Remembering, Reckoning, Healing

A conversation about the Power of Memory and the Legacies of American Slavery featuring poet and writer Natasha Trethewey and historian David W. Blight.

Author Talks
Thursday, Apr 6 2023 @ 7:30pm

Please join us on Thursday, April 6, for a rare opportunity to hear two of today’s most important voices confronting, in their own ways, the vital subject of Southerners’ memories and the shadows American slavery still casts in the present.

This event is sponsored by the Roberson Project on Slavery, Race, and Reconciliation at the University of the South in Sewanee, Tennessee, in partnership with Atlanta History Center. The Roberson Project, launched in 2017, is investigating the role of slavery and its legacies in Sewanee’s history from its founding in 1857 to the present. Atlanta History Center has been addressing the issue of Confederate monuments and the contested history surrounding public spaces since 2016, when it created the Confederate Monument Interpretation Guide

The “Remembering, Reckoning, Healing” program is a feature of the Locating Slavery’s Legacies Database Project, a new initiative in higher education led by the Roberson Project. 

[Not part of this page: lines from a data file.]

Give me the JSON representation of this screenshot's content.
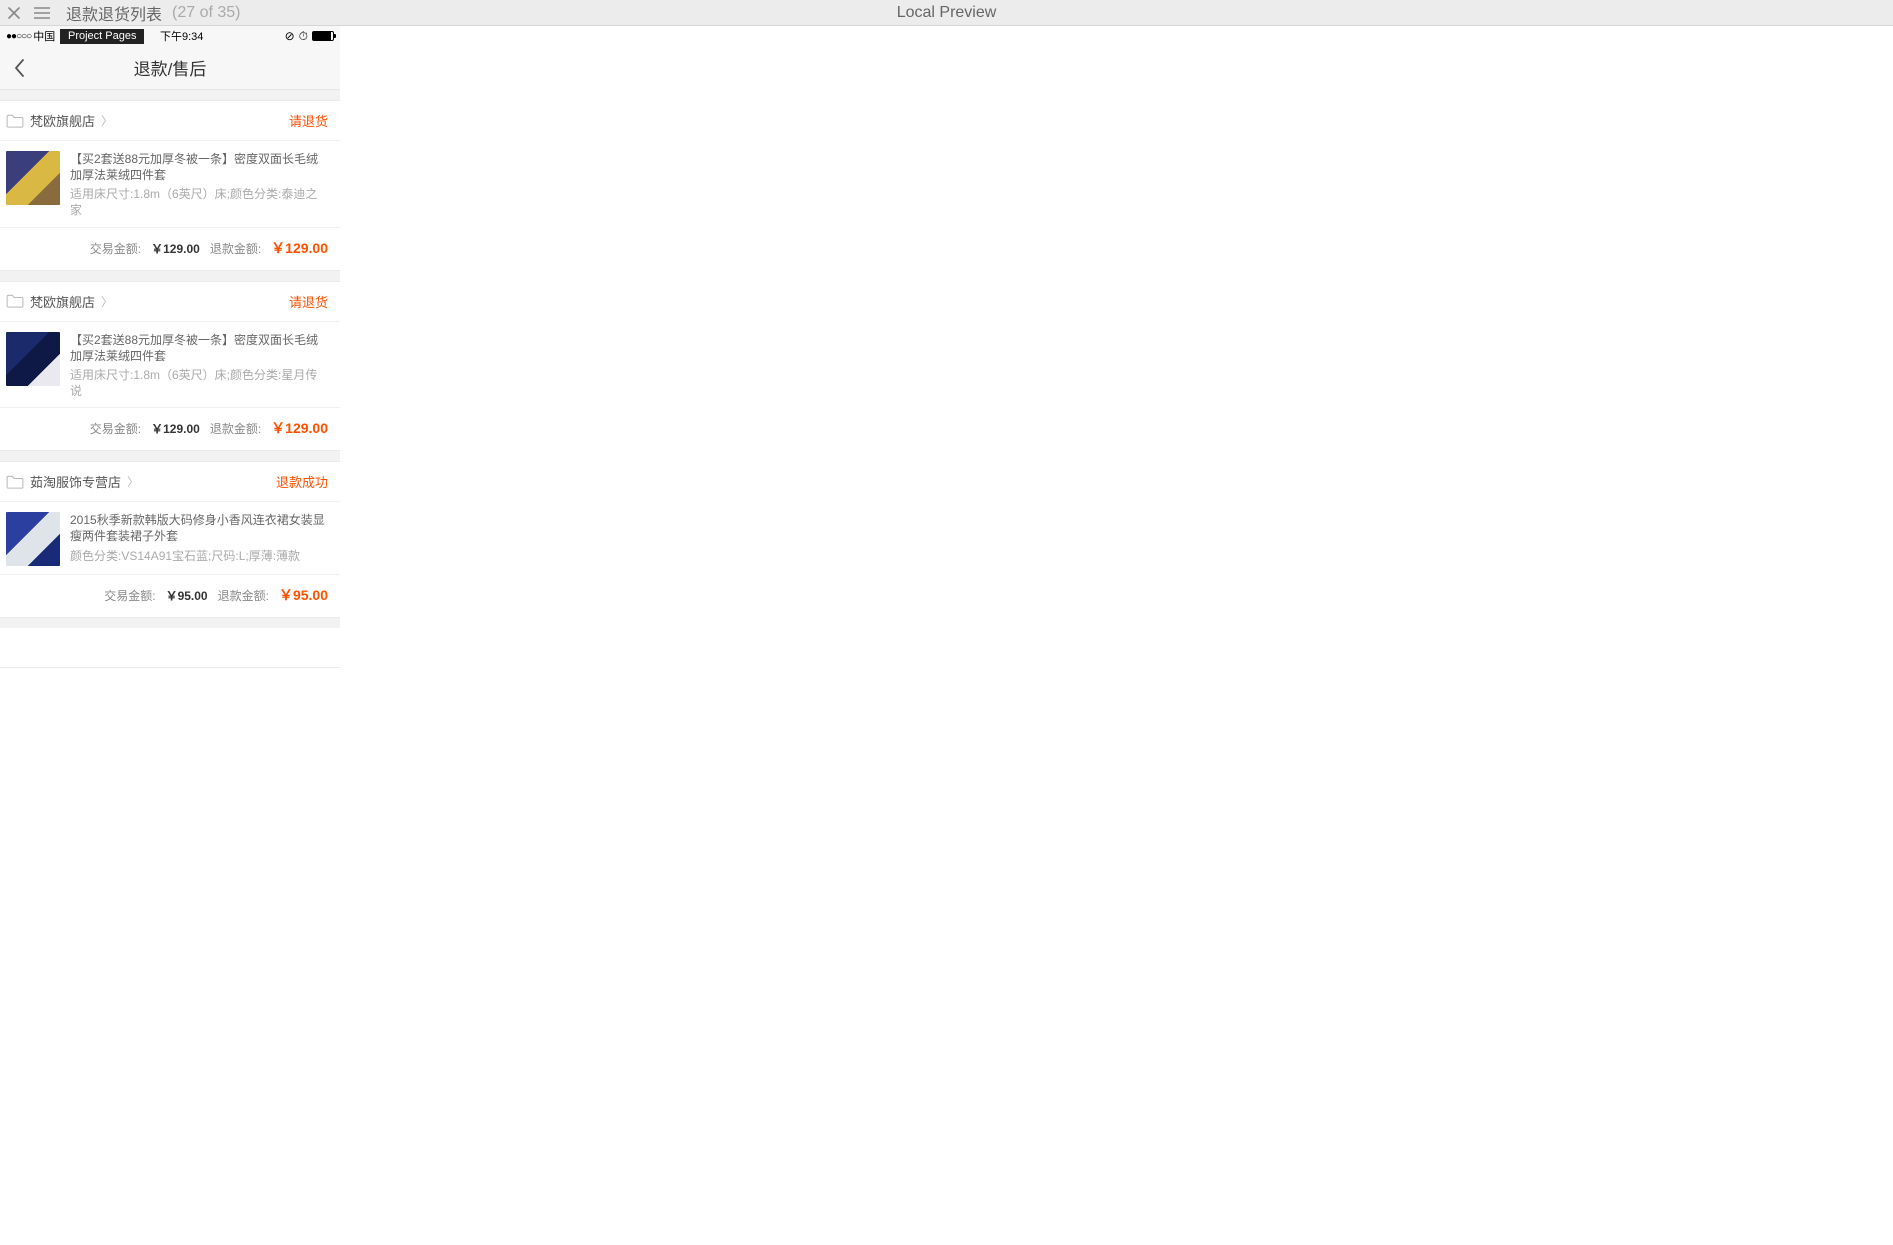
{
  "editor": {
    "title": "退款退货列表",
    "counter": "(27 of 35)",
    "preview": "Local Preview"
  },
  "statusbar": {
    "signal": "●●○○○",
    "carrier": "中国",
    "badge": "Project Pages",
    "time": "下午9:34"
  },
  "nav": {
    "title": "退款/售后"
  },
  "labels": {
    "transaction_amount": "交易金额:",
    "refund_amount": "退款金额:"
  },
  "orders": [
    {
      "store": "梵欧旗舰店",
      "status": "请退货",
      "title": "【买2套送88元加厚冬被一条】密度双面长毛绒加厚法莱绒四件套",
      "spec": "适用床尺寸:1.8m（6英尺）床;颜色分类:泰迪之家",
      "transaction": "￥129.00",
      "refund": "￥129.00",
      "thumb_colors": [
        "#3a3e7a",
        "#d9b844",
        "#8a6b3e"
      ]
    },
    {
      "store": "梵欧旗舰店",
      "status": "请退货",
      "title": "【买2套送88元加厚冬被一条】密度双面长毛绒加厚法莱绒四件套",
      "spec": "适用床尺寸:1.8m（6英尺）床;颜色分类:星月传说",
      "transaction": "￥129.00",
      "refund": "￥129.00",
      "thumb_colors": [
        "#1a2a6b",
        "#0e1a45",
        "#e9e9ef"
      ]
    },
    {
      "store": "茹淘服饰专营店",
      "status": "退款成功",
      "title": "2015秋季新款韩版大码修身小香风连衣裙女装显瘦两件套装裙子外套",
      "spec": "颜色分类:VS14A91宝石蓝;尺码:L;厚薄:薄款",
      "transaction": "￥95.00",
      "refund": "￥95.00",
      "thumb_colors": [
        "#2a3fa0",
        "#dfe3ea",
        "#182a78"
      ]
    }
  ]
}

For generations after the Civil War, many “whites only” colleges across the American South welcomed the fabricators and popularizers of the Lost Cause to their campuses. These institutions offered choice campus sites on which to memorialize the myth of a failed but glorious Confederacy and Civil War scrubbed clean of associations with slavery. Today many of those memorials — from academic buildings to team mascots to trees grown statuesque over time — are still harbored by our colleges and universities. Often hiding in plain view, they retain memories of the Lost Cause and the impact of its white supremacist agenda on the development of higher education in the region.

The Locating Slavery’s Legacies Database (LSLdb) is a digital humanities project and online repository that enables college and university faculty, archivists, and students to share information about monuments and memorials to the Confederacy and Lost Cause on their respective campuses. Teams at ten institutions already have joined this academic year’s pilot phase of the project and are supervising the collection of information about memorials to contribute to the database. 

The LSLdb will help us understand the impact of Confederate memorialization as a larger political, social, and cultural movement that shaped teaching and learning across the southern region and beyond. When the database debuts later this year, visitors to the website will be able to explore memorials on individual college campuses or in comparison with those at all participating institutions. 

The Roberson Project has partnered with Atlanta History Center to promote the LSLdb and enlarge its contributions to current debates about memorialization and slavery’s legacies. 

The conversation between Trethewey and Blight is made possible by a generous “Legacies of American Slavery” grant from the Council of Independent Colleges and the Gilder Lehrman Center for the Study of Slavery, Resistance, and Abolition at Yale University’s Macmillan Center. The Legacies program is funded by the Andrew W. Mellon Foundation. Additional support comes from the many generous friends and supporters of Sewanee’s Roberson Project and from the University of the South.

About the Speakers

Natasha Trethewey, Board of Trustees Professor of English in the Weinberg College of Arts and Sciences at Northwestern University, served two terms as the 19th Poet Laureate of the United States (2012-2014), while also serving as the Poet Laureate of the State of Mississippi (2012-2016). She is the author of the New York Times bestseller Memorial Drive: A Daughter’s Memoir (2020); a book of nonfiction, Beyond Katrina: A Meditation on the Mississippi Gulf Coast (2010); and five collections of poetry, including Monument: Poems New & Selected (2018), which was long-listed for the 2018 National Book Award, and Native Guard (2006), for which she was awarded the Pulitzer Prize. 

David Blight is Sterling Professor of History at Yale University and director of the Gilder Lehrman Center for the Study of Slavery, Resistance, and Abolition. He is the author of many books on Southern history, memory and the Civil War, and resistance to slavery, including his biography of Frederick Douglass, entitled, Frederick Douglass: Prophet of Freedom, which was honored with nine book awards, including the Pulitzer Prize, the Francis Parkman Prize, the Bancroft Prize, and the Gilder Lehrman Lincoln Prize. 

Watch now.

Related Events.